The fourth day of the trip was spent examining soil science with Wageningen University. This day was the most outdoorsy in my opinion. We had the privilege of being guided by Wageningen student researchers: Jasper Candel and Marijn van der Meij. Our day was spent visiting seven sites in the Gelderse Valley between two large push moraines, examining first hand what this region’s landscape is composed of and how it got to be that way. Glaciers, rivers, flooding, outwash, and other factors heavily influenced the physical landscape composed of peat, cover sand, sediments, clay, silt, and soil.
I find the human-made soils (land raising) formed over centuries from humans spreading manure to be extremely fascinating. The soil, due to the fertilizer spreading, is extremely fertile: “plagensoil”.
At one of the stops we had a chance to taste some water from an artesian well, however it didn’t have the most amazing aftertaste. It was very cold, fresh water though.

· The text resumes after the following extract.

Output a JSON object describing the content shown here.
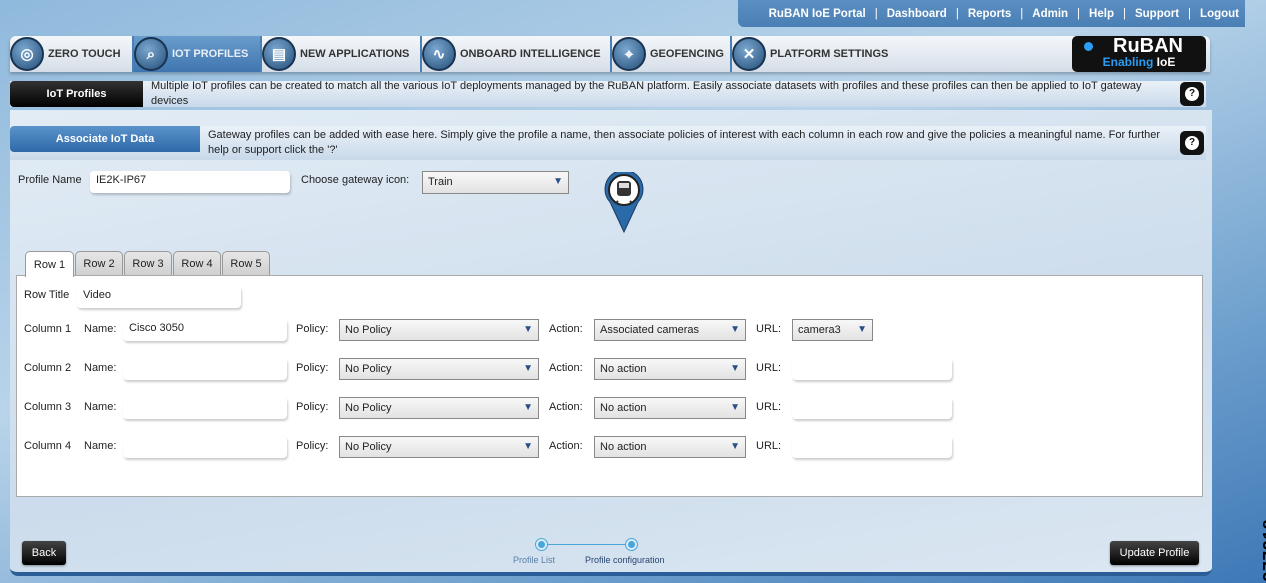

The interesting landscape features viewed and explored really aided me in my better understanding of the physical Netherlands. This activity was a great way to learn about the earth in this region. The only thing that could have made this day better is if we got to hike from the bottom of the valley to the top of one of the moraines, observing how the ground composition changes ascending through to more glacial deposition along the way.
Here are some photos taken containing dig sites, soil samples, and cows.
Image Source: Dr Atkinson’s twitter account (@RU_PolarSEAL)